# Task directions:
Among the lines of the data below, count those that hold the word "JSON". Answer with the number alone.

———

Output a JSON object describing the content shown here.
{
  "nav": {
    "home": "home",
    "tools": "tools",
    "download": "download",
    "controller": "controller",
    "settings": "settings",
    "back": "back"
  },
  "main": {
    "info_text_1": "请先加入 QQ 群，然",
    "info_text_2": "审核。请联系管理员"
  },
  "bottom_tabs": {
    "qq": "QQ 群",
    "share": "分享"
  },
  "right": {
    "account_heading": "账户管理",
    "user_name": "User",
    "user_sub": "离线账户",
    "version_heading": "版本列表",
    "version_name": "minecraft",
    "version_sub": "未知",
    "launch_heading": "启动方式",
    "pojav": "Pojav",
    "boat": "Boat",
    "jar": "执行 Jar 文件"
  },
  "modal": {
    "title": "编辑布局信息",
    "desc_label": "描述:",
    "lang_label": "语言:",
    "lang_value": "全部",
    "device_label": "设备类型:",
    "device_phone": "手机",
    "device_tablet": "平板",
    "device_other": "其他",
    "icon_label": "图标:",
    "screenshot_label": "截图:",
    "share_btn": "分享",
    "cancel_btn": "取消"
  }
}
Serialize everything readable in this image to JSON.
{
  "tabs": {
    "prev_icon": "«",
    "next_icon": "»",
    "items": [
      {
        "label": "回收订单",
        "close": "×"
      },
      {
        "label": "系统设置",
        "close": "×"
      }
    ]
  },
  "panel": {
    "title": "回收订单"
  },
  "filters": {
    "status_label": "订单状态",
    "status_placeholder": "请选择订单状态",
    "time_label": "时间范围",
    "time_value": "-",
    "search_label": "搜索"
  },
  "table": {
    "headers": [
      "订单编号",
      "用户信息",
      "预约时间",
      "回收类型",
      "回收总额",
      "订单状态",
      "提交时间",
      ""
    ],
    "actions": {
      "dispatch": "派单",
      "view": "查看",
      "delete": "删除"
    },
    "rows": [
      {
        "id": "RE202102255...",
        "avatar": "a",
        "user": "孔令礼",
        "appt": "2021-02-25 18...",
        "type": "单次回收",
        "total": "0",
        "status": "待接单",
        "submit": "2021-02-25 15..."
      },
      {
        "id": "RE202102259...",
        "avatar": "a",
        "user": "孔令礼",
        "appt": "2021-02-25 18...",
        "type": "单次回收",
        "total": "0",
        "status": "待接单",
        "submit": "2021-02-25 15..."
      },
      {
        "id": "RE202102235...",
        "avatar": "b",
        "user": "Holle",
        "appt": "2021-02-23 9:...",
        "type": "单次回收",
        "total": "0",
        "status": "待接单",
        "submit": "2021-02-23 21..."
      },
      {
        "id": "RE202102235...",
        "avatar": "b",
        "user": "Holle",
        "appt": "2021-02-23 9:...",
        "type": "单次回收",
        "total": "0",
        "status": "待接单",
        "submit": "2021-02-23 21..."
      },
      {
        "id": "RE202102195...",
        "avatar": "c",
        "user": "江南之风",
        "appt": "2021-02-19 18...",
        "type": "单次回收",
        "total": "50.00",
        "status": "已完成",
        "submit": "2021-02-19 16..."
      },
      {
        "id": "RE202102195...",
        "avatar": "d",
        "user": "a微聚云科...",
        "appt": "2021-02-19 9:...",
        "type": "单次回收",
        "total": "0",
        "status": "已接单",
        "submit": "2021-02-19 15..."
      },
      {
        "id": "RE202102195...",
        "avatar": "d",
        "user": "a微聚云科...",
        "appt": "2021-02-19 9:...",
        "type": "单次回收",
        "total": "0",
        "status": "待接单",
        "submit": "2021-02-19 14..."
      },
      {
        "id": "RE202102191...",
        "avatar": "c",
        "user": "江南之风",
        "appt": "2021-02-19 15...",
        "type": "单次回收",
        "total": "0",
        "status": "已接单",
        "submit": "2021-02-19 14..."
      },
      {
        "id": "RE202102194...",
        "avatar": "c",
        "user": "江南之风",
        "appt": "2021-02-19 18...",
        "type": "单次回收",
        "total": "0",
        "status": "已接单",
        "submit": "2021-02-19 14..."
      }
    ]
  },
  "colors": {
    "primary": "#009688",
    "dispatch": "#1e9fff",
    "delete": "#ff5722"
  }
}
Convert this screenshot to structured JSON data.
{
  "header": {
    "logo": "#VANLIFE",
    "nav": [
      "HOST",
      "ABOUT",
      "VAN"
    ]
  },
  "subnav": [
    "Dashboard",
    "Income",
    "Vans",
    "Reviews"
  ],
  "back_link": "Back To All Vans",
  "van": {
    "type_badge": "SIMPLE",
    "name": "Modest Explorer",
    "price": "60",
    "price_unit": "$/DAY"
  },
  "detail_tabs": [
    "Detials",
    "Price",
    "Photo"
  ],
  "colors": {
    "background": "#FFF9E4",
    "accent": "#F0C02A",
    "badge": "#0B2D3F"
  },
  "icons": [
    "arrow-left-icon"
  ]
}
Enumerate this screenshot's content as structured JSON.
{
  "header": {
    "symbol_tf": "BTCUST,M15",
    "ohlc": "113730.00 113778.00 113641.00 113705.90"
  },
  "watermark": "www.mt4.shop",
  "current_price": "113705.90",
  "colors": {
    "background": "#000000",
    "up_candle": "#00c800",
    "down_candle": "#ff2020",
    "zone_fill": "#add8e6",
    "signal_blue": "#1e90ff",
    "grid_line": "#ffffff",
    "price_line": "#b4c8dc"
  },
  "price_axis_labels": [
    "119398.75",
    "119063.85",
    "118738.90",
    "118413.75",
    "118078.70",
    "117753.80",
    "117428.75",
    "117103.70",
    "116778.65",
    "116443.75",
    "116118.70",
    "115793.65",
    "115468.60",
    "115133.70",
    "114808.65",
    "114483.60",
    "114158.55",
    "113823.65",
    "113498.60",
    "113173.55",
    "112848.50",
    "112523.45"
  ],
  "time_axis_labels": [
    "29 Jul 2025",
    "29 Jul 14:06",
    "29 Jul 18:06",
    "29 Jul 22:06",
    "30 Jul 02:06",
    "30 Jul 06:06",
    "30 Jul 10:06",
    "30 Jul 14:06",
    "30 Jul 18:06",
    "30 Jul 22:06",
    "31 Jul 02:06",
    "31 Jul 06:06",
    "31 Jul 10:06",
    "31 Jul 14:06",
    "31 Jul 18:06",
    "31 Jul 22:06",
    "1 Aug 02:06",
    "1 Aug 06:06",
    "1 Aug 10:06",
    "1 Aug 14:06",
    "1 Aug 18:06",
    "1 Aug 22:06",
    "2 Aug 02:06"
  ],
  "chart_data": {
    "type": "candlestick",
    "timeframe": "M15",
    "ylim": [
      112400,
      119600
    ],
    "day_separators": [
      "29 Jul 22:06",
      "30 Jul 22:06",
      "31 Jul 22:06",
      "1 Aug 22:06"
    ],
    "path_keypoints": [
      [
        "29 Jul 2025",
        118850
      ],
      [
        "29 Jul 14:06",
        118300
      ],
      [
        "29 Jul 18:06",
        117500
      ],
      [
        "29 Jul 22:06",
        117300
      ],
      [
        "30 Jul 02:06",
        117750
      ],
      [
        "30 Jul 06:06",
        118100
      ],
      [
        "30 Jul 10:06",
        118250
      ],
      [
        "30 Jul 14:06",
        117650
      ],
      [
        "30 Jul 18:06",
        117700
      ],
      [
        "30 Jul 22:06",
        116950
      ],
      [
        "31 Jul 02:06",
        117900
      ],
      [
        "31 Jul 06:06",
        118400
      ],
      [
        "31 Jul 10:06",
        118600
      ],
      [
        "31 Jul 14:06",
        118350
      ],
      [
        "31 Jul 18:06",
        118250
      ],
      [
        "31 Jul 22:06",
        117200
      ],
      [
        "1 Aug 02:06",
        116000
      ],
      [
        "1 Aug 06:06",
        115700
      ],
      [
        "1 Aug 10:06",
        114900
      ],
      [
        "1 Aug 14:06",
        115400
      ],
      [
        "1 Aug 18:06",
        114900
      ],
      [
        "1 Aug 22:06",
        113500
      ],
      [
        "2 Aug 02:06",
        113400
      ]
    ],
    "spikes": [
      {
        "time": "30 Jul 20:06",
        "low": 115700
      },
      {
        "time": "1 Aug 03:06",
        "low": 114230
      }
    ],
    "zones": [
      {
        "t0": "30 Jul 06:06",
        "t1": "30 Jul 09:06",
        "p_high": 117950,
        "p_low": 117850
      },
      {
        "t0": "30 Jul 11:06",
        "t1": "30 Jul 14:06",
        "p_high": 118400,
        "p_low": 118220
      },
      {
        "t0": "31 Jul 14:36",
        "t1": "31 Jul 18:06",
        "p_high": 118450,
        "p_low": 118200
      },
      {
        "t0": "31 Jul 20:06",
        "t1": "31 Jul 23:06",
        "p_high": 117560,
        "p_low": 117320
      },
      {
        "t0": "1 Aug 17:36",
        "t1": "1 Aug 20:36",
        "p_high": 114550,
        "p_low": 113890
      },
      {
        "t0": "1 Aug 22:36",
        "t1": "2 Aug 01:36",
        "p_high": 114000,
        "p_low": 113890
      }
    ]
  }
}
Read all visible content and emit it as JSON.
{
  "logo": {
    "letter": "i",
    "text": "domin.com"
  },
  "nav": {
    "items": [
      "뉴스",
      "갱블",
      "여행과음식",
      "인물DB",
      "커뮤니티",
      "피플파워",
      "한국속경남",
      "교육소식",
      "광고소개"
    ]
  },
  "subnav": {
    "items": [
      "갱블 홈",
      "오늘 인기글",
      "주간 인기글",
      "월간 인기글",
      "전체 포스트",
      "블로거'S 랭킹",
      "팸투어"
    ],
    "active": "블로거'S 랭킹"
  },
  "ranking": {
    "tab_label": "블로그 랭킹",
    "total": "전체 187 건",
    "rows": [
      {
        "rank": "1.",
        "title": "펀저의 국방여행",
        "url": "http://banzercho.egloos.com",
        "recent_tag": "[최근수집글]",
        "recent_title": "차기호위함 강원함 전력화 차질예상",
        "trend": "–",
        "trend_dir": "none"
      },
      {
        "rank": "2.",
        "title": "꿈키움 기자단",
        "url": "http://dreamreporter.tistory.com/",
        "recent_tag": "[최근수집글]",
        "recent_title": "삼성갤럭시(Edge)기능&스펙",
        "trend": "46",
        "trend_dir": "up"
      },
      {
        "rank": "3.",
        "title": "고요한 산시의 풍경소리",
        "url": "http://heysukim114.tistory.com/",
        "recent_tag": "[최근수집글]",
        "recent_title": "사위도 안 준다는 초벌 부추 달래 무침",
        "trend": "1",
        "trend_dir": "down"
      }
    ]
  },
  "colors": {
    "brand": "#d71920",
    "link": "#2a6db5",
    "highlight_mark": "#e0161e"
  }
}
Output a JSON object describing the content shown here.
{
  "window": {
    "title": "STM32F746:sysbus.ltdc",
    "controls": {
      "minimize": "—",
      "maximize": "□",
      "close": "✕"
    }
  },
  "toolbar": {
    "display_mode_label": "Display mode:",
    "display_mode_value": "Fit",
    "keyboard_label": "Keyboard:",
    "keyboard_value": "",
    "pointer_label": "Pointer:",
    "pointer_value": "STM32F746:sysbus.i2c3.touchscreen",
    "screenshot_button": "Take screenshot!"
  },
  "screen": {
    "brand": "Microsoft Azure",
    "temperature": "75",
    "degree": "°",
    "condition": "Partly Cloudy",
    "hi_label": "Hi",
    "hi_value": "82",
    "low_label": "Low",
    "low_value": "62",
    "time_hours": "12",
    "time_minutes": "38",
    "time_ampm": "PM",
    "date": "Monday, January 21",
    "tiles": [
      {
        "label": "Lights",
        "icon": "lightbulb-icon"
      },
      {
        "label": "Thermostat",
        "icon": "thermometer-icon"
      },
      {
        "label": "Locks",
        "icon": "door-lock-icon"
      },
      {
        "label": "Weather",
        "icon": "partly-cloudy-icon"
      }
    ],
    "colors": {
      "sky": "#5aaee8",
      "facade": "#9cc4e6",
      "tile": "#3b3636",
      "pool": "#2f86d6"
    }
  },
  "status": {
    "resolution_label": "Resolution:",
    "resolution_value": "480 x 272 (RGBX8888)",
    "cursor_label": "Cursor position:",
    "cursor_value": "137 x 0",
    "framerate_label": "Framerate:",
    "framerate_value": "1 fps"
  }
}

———

# Exercise answer:
6